‘At the end of the 18th century, when most men wore knee-breeches, sailors (apart from officers) wore trousers, and had been doing so for some fifty years. (Incidentally, the revolutionary French sans-culottes were so called, not because they went about with bare posteriors, but because they, too, wore trousers in preference to breeches). A sailor could easily roll up his wide trousers when decks had to be scrubbed, or seas were breaking over them. The trousers (usually spelled “trowsers” at the time) were often stained with the Stockholm tar used on the standing rigging, and “tarry trousers” were thus the unmistakable badge of the sailor.’

In this later book The Oxford Book of Sea Songs, he included a set of lyrics from a broadside ballad published by J Pitts, Printer, Wholesale Toy and Marble Warehouse, 6 Great St Andrew Street, Seven Dials, London. The ballad was printed between 1819 and 1844, but Palmer throught the ballad probably dated from soon after the end of the American War in 1783.

I think it’s a fairly challenging song to sing, but it seems to have caught on – 20th century folk song collectors found there were still people singing the song in the community in Aberdeenshire, and the song title has certainly stuck to the tune.

Here are the Pitts lyrics. Perhaps someone will fancy singing them!

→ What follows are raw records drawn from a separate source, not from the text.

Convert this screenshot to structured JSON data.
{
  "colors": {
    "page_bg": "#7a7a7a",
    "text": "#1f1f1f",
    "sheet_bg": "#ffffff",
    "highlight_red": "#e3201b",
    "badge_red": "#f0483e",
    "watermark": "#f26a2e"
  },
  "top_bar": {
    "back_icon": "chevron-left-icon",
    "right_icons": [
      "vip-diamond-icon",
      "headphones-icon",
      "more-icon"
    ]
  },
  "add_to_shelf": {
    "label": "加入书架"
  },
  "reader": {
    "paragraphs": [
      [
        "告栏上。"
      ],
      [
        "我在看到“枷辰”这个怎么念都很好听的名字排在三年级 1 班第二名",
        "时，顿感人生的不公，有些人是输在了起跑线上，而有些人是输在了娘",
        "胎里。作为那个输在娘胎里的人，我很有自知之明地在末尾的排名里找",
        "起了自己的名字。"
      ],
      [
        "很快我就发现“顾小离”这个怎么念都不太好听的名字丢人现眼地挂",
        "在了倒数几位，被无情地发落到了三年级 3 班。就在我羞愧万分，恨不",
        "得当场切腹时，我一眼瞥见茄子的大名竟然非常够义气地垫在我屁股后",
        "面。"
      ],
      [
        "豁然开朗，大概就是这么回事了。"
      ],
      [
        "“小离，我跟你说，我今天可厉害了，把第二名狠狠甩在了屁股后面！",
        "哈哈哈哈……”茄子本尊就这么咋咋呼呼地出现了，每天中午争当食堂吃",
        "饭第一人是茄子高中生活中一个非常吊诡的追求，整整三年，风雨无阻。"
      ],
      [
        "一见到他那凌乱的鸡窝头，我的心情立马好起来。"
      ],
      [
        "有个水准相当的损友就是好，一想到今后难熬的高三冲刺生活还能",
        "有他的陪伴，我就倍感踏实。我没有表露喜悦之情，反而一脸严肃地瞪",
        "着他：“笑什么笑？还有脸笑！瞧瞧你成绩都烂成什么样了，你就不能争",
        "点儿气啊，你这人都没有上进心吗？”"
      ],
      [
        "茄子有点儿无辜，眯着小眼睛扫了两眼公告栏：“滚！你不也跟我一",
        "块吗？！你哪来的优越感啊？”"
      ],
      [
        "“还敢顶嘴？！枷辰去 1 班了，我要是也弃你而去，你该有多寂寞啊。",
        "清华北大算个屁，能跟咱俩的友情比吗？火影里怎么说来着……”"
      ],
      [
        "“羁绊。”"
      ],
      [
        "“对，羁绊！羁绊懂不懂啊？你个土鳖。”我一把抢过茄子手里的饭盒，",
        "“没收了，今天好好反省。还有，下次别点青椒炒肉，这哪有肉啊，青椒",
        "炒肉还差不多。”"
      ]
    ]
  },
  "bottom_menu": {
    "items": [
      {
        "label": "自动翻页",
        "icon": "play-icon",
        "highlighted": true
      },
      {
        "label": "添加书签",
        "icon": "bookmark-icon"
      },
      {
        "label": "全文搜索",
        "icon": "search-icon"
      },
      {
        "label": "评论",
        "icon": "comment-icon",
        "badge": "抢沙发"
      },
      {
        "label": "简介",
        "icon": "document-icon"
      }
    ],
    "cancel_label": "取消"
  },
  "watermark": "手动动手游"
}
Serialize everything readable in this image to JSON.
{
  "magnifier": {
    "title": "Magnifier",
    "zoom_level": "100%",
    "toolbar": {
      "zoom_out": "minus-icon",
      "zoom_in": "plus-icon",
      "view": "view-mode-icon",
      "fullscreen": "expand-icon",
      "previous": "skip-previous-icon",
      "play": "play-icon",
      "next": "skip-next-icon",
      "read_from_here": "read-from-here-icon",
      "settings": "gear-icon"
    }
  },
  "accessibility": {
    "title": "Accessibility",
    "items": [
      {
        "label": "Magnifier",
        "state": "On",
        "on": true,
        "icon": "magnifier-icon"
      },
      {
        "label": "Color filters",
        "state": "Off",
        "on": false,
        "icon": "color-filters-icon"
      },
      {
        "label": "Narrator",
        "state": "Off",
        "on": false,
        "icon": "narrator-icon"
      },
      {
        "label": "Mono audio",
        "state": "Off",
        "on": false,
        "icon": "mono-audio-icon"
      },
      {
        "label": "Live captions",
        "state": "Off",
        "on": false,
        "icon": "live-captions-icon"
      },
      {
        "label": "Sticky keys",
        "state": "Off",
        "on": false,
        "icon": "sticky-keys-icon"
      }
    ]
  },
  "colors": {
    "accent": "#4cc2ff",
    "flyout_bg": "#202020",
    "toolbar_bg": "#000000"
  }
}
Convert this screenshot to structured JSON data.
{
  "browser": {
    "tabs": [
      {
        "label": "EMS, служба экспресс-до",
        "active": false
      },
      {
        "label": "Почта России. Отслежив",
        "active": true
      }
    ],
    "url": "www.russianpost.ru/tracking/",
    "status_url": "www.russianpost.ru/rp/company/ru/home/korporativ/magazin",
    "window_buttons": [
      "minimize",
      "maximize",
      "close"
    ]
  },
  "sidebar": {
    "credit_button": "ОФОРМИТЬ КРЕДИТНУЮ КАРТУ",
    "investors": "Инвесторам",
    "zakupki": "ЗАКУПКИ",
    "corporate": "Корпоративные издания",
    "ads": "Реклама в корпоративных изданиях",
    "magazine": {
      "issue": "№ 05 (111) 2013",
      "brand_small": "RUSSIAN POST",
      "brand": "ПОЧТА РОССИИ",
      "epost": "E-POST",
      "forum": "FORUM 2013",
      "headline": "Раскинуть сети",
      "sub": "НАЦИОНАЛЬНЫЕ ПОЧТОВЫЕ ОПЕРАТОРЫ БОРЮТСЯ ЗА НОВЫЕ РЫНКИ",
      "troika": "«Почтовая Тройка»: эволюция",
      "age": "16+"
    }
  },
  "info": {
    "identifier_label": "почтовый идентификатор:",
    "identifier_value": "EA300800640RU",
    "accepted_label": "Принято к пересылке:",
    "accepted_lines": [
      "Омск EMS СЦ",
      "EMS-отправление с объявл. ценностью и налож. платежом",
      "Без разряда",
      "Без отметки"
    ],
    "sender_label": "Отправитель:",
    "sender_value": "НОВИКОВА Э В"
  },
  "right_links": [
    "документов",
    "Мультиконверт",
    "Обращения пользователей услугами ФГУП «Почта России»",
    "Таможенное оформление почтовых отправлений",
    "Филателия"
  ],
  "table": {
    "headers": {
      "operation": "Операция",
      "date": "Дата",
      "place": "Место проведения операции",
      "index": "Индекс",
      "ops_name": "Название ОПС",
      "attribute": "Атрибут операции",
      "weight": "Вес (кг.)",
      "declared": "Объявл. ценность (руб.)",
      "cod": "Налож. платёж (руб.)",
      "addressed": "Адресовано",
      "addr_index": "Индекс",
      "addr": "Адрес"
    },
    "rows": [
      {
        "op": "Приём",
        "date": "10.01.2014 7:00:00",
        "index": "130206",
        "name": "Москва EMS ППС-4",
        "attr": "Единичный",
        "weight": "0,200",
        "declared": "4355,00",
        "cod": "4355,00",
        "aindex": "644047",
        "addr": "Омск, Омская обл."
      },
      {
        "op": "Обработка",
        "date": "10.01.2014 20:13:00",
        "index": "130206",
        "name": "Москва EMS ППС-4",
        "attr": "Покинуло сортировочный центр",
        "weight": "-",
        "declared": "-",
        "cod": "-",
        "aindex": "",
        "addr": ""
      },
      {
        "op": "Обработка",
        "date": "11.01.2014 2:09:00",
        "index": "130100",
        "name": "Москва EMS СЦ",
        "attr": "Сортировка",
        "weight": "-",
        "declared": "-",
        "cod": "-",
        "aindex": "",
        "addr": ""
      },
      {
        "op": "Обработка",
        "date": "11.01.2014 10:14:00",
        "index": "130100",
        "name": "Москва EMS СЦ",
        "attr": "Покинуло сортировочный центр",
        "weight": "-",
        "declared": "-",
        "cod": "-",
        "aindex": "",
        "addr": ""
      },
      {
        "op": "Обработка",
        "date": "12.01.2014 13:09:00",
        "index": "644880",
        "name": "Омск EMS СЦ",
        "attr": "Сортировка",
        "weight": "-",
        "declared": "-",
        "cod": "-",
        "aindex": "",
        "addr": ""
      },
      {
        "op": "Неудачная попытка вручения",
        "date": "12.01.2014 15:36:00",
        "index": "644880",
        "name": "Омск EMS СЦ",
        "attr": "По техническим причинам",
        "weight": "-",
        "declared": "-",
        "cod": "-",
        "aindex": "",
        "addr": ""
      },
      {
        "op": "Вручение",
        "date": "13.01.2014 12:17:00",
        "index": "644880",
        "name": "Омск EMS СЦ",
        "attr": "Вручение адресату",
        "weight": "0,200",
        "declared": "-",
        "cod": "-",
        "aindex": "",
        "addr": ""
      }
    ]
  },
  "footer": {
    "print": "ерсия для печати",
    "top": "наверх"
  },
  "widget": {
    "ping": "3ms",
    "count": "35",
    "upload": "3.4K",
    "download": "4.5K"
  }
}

Come Ashore Jolly Tar with Your Trousers On

1. When Jack had pulled the oar and the boat was gone
And the lassie on the shore with her head hanging down
The tears stood in her eyes and her bosom heaving sighs
Farewell, my dear, she cries, with your trousers on
Farewell, said he, I go to sea, and you must stay behind
But do not grieve, for while I live I ever will be kind
And when I come to land you will meet me on the strand
And welcome Jackie Tar with his trousers on

2. Now peace is proclaimed and the wars are all o’er
The fleets they are moored and the sailors come ashore
Now you may see her stand with a glass into her hand
To welcome Jack to land with his trousers on
While up on high, she catched his eye with all her lovely charms
Her face he knew and straight he flew and caught her in his arms
Her hand he kindly pressed as he held her round the waist
And he kissed the bonny lassie with his trousers on

3. O Jack, where have you been since you went from me
And what have you seen upon the raging sea
I mourned for your sake while my heart was like to break
For I thought I’d never see my Jack with his trousers on
And while you stayed I sighed and prayed to Neptune and to Mars
That they would prove kind and send you home safe from the wars
And now to my request they have been pleased to list
And sent you to my breast with your trousers on

4. I have sailed the seas for you to the Torrid Zone
From the confines of Peru to Van Diemen’s Land
From the Bay of Baltimore to the coast of Labrador
But now I’m safe on shore with my trousers on
I have beat the storms in many forms upon the raging main
I have fought the foes with deadly blows and many a hero slain
I have heard the cannons road, I have rolled in blood and gore
But now I’m safe on shore with my trousers on

5. I have been aloft when the winds have blown
And I have been aloft when the bombs were thrown
But like a sailor bold I have now come from the hold
With my pockets full of gold and my trousers on
And now no more from shore to shore I’ll plough the raging seas
But free from strife as man and wife we’ll live in peace and ease
To the church this couple hied and the priest the knot has tied
And the sailor kissed his bride with his trousers on